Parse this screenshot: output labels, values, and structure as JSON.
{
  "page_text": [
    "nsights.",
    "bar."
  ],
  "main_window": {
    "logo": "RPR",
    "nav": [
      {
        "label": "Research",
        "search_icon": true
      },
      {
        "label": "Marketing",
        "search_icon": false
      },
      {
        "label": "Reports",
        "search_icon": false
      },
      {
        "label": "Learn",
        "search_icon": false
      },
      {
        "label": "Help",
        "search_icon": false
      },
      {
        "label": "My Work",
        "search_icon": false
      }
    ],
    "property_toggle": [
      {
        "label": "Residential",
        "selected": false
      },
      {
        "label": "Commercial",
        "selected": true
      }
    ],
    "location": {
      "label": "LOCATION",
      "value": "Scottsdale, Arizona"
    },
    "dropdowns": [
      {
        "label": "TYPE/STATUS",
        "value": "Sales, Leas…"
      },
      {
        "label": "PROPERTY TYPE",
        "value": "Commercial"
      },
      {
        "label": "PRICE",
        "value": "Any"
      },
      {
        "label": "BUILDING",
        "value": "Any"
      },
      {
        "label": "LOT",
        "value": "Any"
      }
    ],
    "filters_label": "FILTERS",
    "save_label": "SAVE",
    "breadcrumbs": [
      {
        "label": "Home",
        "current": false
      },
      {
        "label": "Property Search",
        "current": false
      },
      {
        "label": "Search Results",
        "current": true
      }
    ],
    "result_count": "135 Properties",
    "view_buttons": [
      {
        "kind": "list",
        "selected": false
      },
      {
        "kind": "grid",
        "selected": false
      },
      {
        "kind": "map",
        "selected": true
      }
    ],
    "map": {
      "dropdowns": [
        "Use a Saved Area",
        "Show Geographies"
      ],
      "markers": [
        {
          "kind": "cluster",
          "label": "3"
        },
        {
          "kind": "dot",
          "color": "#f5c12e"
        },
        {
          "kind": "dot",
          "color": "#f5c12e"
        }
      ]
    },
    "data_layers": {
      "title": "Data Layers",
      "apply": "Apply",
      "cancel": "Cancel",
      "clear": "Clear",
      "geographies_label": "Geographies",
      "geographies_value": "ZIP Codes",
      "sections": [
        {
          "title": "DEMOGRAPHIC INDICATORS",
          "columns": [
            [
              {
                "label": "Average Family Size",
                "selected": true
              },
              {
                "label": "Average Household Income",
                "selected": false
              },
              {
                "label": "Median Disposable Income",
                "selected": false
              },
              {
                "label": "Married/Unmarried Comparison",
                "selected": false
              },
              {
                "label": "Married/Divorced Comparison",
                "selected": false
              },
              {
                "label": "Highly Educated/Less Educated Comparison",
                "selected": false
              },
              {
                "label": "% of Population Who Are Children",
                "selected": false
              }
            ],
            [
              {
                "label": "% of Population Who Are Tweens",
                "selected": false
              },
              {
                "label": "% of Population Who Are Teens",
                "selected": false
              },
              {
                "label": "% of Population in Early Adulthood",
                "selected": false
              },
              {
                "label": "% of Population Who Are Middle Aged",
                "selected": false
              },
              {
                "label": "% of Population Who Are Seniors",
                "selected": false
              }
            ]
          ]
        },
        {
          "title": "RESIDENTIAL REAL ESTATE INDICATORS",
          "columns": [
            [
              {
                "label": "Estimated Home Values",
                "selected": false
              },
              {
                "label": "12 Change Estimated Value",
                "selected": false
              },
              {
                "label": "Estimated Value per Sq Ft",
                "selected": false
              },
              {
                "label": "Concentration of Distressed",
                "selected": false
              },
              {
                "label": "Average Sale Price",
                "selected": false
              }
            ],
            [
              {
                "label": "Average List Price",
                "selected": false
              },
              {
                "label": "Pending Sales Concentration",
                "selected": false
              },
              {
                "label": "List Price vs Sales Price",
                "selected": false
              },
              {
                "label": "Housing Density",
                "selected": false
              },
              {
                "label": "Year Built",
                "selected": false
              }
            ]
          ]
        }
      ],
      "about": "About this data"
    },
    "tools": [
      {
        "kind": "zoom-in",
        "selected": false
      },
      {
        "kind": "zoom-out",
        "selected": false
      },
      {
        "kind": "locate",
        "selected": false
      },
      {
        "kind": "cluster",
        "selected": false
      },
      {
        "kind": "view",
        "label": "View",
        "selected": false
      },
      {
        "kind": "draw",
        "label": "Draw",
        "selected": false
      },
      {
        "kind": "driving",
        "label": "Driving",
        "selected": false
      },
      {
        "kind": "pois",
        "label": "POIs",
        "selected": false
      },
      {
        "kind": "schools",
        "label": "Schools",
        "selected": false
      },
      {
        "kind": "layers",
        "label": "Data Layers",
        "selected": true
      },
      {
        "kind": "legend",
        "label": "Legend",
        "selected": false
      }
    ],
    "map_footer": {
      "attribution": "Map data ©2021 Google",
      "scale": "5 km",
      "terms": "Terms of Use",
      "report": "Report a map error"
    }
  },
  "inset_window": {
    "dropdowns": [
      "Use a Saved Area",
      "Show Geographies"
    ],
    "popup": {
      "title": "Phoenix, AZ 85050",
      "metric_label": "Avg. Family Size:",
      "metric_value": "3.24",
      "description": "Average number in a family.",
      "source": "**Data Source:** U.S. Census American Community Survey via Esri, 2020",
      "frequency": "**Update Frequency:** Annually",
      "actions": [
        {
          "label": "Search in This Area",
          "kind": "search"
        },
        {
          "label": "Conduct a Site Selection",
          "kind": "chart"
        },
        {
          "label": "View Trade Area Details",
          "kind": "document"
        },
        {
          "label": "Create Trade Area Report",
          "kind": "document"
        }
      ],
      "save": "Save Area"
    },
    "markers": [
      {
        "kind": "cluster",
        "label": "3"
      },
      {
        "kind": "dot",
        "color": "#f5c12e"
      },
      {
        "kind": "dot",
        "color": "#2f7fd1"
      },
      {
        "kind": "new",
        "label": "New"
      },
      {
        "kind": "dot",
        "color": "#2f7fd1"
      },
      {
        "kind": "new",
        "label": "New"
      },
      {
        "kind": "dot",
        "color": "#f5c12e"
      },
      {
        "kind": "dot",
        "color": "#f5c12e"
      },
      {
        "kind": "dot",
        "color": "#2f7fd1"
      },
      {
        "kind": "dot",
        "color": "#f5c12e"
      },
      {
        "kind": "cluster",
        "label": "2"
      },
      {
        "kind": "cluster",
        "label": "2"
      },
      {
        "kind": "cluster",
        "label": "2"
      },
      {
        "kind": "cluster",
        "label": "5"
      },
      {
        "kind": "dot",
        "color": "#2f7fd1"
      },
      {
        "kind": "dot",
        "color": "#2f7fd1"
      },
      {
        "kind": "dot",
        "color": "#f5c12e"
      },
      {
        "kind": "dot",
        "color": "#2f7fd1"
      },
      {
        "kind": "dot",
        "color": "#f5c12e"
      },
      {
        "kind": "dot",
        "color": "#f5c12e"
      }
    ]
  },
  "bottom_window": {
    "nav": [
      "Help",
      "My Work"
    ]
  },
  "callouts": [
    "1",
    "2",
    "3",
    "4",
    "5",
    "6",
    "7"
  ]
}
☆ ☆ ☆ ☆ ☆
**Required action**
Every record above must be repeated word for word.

**Result of this task**
Parse this screenshot: output labels, values, and structure as JSON.
{
  "page_text": [
    "nsights.",
    "bar."
  ],
  "main_window": {
    "logo": "RPR",
    "nav": [
      {
        "label": "Research",
        "search_icon": true
      },
      {
        "label": "Marketing",
        "search_icon": false
      },
      {
        "label": "Reports",
        "search_icon": false
      },
      {
        "label": "Learn",
        "search_icon": false
      },
      {
        "label": "Help",
        "search_icon": false
      },
      {
        "label": "My Work",
        "search_icon": false
      }
    ],
    "property_toggle": [
      {
        "label": "Residential",
        "selected": false
      },
      {
        "label": "Commercial",
        "selected": true
      }
    ],
    "location": {
      "label": "LOCATION",
      "value": "Scottsdale, Arizona"
    },
    "dropdowns": [
      {
        "label": "TYPE/STATUS",
        "value": "Sales, Leas…"
      },
      {
        "label": "PROPERTY TYPE",
        "value": "Commercial"
      },
      {
        "label": "PRICE",
        "value": "Any"
      },
      {
        "label": "BUILDING",
        "value": "Any"
      },
      {
        "label": "LOT",
        "value": "Any"
      }
    ],
    "filters_label": "FILTERS",
    "save_label": "SAVE",
    "breadcrumbs": [
      {
        "label": "Home",
        "current": false
      },
      {
        "label": "Property Search",
        "current": false
      },
      {
        "label": "Search Results",
        "current": true
      }
    ],
    "result_count": "135 Properties",
    "view_buttons": [
      {
        "kind": "list",
        "selected": false
      },
      {
        "kind": "grid",
        "selected": false
      },
      {
        "kind": "map",
        "selected": true
      }
    ],
    "map": {
      "dropdowns": [
        "Use a Saved Area",
        "Show Geographies"
      ],
      "markers": [
        {
          "kind": "cluster",
          "label": "3"
        },
        {
          "kind": "dot",
          "color": "#f5c12e"
        },
        {
          "kind": "dot",
          "color": "#f5c12e"
        }
      ]
    },
    "data_layers": {
      "title": "Data Layers",
      "apply": "Apply",
      "cancel": "Cancel",
      "clear": "Clear",
      "geographies_label": "Geographies",
      "geographies_value": "ZIP Codes",
      "sections": [
        {
          "title": "DEMOGRAPHIC INDICATORS",
          "columns": [
            [
              {
                "label": "Average Family Size",
                "selected": true
              },
              {
                "label": "Average Household Income",
                "selected": false
              },
              {
                "label": "Median Disposable Income",
                "selected": false
              },
              {
                "label": "Married/Unmarried Comparison",
                "selected": false
              },
              {
                "label": "Married/Divorced Comparison",
                "selected": false
              },
              {
                "label": "Highly Educated/Less Educated Comparison",
                "selected": false
              },
              {
                "label": "% of Population Who Are Children",
                "selected": false
              }
            ],
            [
              {
                "label": "% of Population Who Are Tweens",
                "selected": false
              },
              {
                "label": "% of Population Who Are Teens",
                "selected": false
              },
              {
                "label": "% of Population in Early Adulthood",
                "selected": false
              },
              {
                "label": "% of Population Who Are Middle Aged",
                "selected": false
              },
              {
                "label": "% of Population Who Are Seniors",
                "selected": false
              }
            ]
          ]
        },
        {
          "title": "RESIDENTIAL REAL ESTATE INDICATORS",
          "columns": [
            [
              {
                "label": "Estimated Home Values",
                "selected": false
              },
              {
                "label": "12 Change Estimated Value",
                "selected": false
              },
              {
                "label": "Estimated Value per Sq Ft",
                "selected": false
              },
              {
                "label": "Concentration of Distressed",
                "selected": false
              },
              {
                "label": "Average Sale Price",
                "selected": false
              }
            ],
            [
              {
                "label": "Average List Price",
                "selected": false
              },
              {
                "label": "Pending Sales Concentration",
                "selected": false
              },
              {
                "label": "List Price vs Sales Price",
                "selected": false
              },
              {
                "label": "Housing Density",
                "selected": false
              },
              {
                "label": "Year Built",
                "selected": false
              }
            ]
          ]
        }
      ],
      "about": "About this data"
    },
    "tools": [
      {
        "kind": "zoom-in",
        "selected": false
      },
      {
        "kind": "zoom-out",
        "selected": false
      },
      {
        "kind": "locate",
        "selected": false
      },
      {
        "kind": "cluster",
        "selected": false
      },
      {
        "kind": "view",
        "label": "View",
        "selected": false
      },
      {
        "kind": "draw",
        "label": "Draw",
        "selected": false
      },
      {
        "kind": "driving",
        "label": "Driving",
        "selected": false
      },
      {
        "kind": "pois",
        "label": "POIs",
        "selected": false
      },
      {
        "kind": "schools",
        "label": "Schools",
        "selected": false
      },
      {
        "kind": "layers",
        "label": "Data Layers",
        "selected": true
      },
      {
        "kind": "legend",
        "label": "Legend",
        "selected": false
      }
    ],
    "map_footer": {
      "attribution": "Map data ©2021 Google",
      "scale": "5 km",
      "terms": "Terms of Use",
      "report": "Report a map error"
    }
  },
  "inset_window": {
    "dropdowns": [
      "Use a Saved Area",
      "Show Geographies"
    ],
    "popup": {
      "title": "Phoenix, AZ 85050",
      "metric_label": "Avg. Family Size:",
      "metric_value": "3.24",
      "description": "Average number in a family.",
      "source": "**Data Source:** U.S. Census American Community Survey via Esri, 2020",
      "frequency": "**Update Frequency:** Annually",
      "actions": [
        {
          "label": "Search in This Area",
          "kind": "search"
        },
        {
          "label": "Conduct a Site Selection",
          "kind": "chart"
        },
        {
          "label": "View Trade Area Details",
          "kind": "document"
        },
        {
          "label": "Create Trade Area Report",
          "kind": "document"
        }
      ],
      "save": "Save Area"
    },
    "markers": [
      {
        "kind": "cluster",
        "label": "3"
      },
      {
        "kind": "dot",
        "color": "#f5c12e"
      },
      {
        "kind": "dot",
        "color": "#2f7fd1"
      },
      {
        "kind": "new",
        "label": "New"
      },
      {
        "kind": "dot",
        "color": "#2f7fd1"
      },
      {
        "kind": "new",
        "label": "New"
      },
      {
        "kind": "dot",
        "color": "#f5c12e"
      },
      {
        "kind": "dot",
        "color": "#f5c12e"
      },
      {
        "kind": "dot",
        "color": "#2f7fd1"
      },
      {
        "kind": "dot",
        "color": "#f5c12e"
      },
      {
        "kind": "cluster",
        "label": "2"
      },
      {
        "kind": "cluster",
        "label": "2"
      },
      {
        "kind": "cluster",
        "label": "2"
      },
      {
        "kind": "cluster",
        "label": "5"
      },
      {
        "kind": "dot",
        "color": "#2f7fd1"
      },
      {
        "kind": "dot",
        "color": "#2f7fd1"
      },
      {
        "kind": "dot",
        "color": "#f5c12e"
      },
      {
        "kind": "dot",
        "color": "#2f7fd1"
      },
      {
        "kind": "dot",
        "color": "#f5c12e"
      },
      {
        "kind": "dot",
        "color": "#f5c12e"
      }
    ]
  },
  "bottom_window": {
    "nav": [
      "Help",
      "My Work"
    ]
  },
  "callouts": [
    "1",
    "2",
    "3",
    "4",
    "5",
    "6",
    "7"
  ]
}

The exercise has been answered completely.